Collection entries
::::::::

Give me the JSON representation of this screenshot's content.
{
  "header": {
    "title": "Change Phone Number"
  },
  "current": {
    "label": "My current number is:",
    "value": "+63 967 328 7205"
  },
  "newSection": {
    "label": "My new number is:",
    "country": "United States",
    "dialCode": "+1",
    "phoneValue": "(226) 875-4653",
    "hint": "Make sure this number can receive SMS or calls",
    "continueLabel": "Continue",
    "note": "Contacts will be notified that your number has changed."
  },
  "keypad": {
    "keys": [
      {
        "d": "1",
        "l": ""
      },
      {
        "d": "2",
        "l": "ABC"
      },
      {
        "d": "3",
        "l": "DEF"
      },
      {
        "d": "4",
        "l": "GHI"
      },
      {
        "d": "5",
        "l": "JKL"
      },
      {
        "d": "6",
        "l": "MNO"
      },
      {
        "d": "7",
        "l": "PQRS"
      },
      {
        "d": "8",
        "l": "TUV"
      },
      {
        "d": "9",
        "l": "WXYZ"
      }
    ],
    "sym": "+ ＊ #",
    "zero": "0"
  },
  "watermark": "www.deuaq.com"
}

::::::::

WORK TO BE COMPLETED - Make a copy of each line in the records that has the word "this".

TASK RESPONSE -
Give me the JSON representation of this screenshot's content.
    "hint": "Make sure this number can receive SMS or calls",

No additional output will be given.